◆ Your objective
Please reproduce each of the entries below exactly as they appear.
──────── Provided material
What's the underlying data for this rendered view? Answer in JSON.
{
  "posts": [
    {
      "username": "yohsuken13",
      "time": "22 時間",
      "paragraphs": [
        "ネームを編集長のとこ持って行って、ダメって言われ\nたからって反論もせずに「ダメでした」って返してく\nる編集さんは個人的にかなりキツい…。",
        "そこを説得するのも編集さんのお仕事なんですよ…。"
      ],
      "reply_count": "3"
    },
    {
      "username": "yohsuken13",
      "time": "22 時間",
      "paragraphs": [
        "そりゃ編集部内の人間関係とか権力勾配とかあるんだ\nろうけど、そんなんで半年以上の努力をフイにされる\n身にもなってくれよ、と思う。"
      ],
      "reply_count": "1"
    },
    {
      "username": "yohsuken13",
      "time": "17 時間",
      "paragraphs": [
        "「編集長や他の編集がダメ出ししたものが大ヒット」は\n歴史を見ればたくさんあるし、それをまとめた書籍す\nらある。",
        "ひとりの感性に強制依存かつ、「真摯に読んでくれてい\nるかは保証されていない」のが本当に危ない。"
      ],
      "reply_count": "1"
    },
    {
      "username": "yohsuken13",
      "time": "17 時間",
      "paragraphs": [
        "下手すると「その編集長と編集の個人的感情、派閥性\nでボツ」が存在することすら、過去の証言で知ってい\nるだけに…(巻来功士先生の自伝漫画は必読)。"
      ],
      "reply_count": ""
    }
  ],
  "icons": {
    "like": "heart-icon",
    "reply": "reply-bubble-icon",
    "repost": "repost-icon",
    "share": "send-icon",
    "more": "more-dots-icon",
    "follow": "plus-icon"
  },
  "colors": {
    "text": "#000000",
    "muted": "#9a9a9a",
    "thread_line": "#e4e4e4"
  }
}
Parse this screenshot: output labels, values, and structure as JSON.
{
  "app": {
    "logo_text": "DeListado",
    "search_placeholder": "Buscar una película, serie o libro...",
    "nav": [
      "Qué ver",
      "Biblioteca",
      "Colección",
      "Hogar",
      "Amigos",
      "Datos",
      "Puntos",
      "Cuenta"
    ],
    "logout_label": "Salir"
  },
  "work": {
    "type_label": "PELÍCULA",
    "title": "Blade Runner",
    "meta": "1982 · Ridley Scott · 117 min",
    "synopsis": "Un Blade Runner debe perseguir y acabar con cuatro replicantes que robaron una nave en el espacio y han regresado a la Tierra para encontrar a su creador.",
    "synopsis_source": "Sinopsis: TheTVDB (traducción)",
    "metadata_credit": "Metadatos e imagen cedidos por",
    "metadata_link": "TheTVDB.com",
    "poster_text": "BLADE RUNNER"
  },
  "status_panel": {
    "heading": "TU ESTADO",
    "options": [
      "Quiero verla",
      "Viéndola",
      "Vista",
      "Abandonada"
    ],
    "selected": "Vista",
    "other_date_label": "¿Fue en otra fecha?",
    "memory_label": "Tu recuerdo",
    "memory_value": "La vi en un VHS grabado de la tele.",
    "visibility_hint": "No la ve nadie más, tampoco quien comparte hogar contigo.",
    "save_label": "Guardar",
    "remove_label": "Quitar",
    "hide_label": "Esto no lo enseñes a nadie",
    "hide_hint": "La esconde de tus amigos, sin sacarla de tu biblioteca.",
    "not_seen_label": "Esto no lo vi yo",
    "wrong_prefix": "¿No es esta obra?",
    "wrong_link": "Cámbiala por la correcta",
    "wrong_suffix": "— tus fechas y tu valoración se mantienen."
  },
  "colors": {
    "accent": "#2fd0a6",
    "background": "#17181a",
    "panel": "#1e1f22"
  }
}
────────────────
◆ Result of this exercise
What's the underlying data for this rendered view? Answer in JSON.
{
  "posts": [
    {
      "username": "yohsuken13",
      "time": "22 時間",
      "paragraphs": [
        "ネームを編集長のとこ持って行って、ダメって言われ\nたからって反論もせずに「ダメでした」って返してく\nる編集さんは個人的にかなりキツい…。",
        "そこを説得するのも編集さんのお仕事なんですよ…。"
      ],
      "reply_count": "3"
    },
    {
      "username": "yohsuken13",
      "time": "22 時間",
      "paragraphs": [
        "そりゃ編集部内の人間関係とか権力勾配とかあるんだ\nろうけど、そんなんで半年以上の努力をフイにされる\n身にもなってくれよ、と思う。"
      ],
      "reply_count": "1"
    },
    {
      "username": "yohsuken13",
      "time": "17 時間",
      "paragraphs": [
        "「編集長や他の編集がダメ出ししたものが大ヒット」は\n歴史を見ればたくさんあるし、それをまとめた書籍す\nらある。",
        "ひとりの感性に強制依存かつ、「真摯に読んでくれてい\nるかは保証されていない」のが本当に危ない。"
      ],
      "reply_count": "1"
    },
    {
      "username": "yohsuken13",
      "time": "17 時間",
      "paragraphs": [
        "下手すると「その編集長と編集の個人的感情、派閥性\nでボツ」が存在することすら、過去の証言で知ってい\nるだけに…(巻来功士先生の自伝漫画は必読)。"
      ],
      "reply_count": ""
    }
  ],
  "icons": {
    "like": "heart-icon",
    "reply": "reply-bubble-icon",
    "repost": "repost-icon",
    "share": "send-icon",
    "more": "more-dots-icon",
    "follow": "plus-icon"
  },
  "colors": {
    "text": "#000000",
    "muted": "#9a9a9a",
    "thread_line": "#e4e4e4"
  }
}
Parse this screenshot: output labels, values, and structure as JSON.
{
  "app": {
    "logo_text": "DeListado",
    "search_placeholder": "Buscar una película, serie o libro...",
    "nav": [
      "Qué ver",
      "Biblioteca",
      "Colección",
      "Hogar",
      "Amigos",
      "Datos",
      "Puntos",
      "Cuenta"
    ],
    "logout_label": "Salir"
  },
  "work": {
    "type_label": "PELÍCULA",
    "title": "Blade Runner",
    "meta": "1982 · Ridley Scott · 117 min",
    "synopsis": "Un Blade Runner debe perseguir y acabar con cuatro replicantes que robaron una nave en el espacio y han regresado a la Tierra para encontrar a su creador.",
    "synopsis_source": "Sinopsis: TheTVDB (traducción)",
    "metadata_credit": "Metadatos e imagen cedidos por",
    "metadata_link": "TheTVDB.com",
    "poster_text": "BLADE RUNNER"
  },
  "status_panel": {
    "heading": "TU ESTADO",
    "options": [
      "Quiero verla",
      "Viéndola",
      "Vista",
      "Abandonada"
    ],
    "selected": "Vista",
    "other_date_label": "¿Fue en otra fecha?",
    "memory_label": "Tu recuerdo",
    "memory_value": "La vi en un VHS grabado de la tele.",
    "visibility_hint": "No la ve nadie más, tampoco quien comparte hogar contigo.",
    "save_label": "Guardar",
    "remove_label": "Quitar",
    "hide_label": "Esto no lo enseñes a nadie",
    "hide_hint": "La esconde de tus amigos, sin sacarla de tu biblioteca.",
    "not_seen_label": "Esto no lo vi yo",
    "wrong_prefix": "¿No es esta obra?",
    "wrong_link": "Cámbiala por la correcta",
    "wrong_suffix": "— tus fechas y tu valoración se mantienen."
  },
  "colors": {
    "accent": "#2fd0a6",
    "background": "#17181a",
    "panel": "#1e1f22"
  }
}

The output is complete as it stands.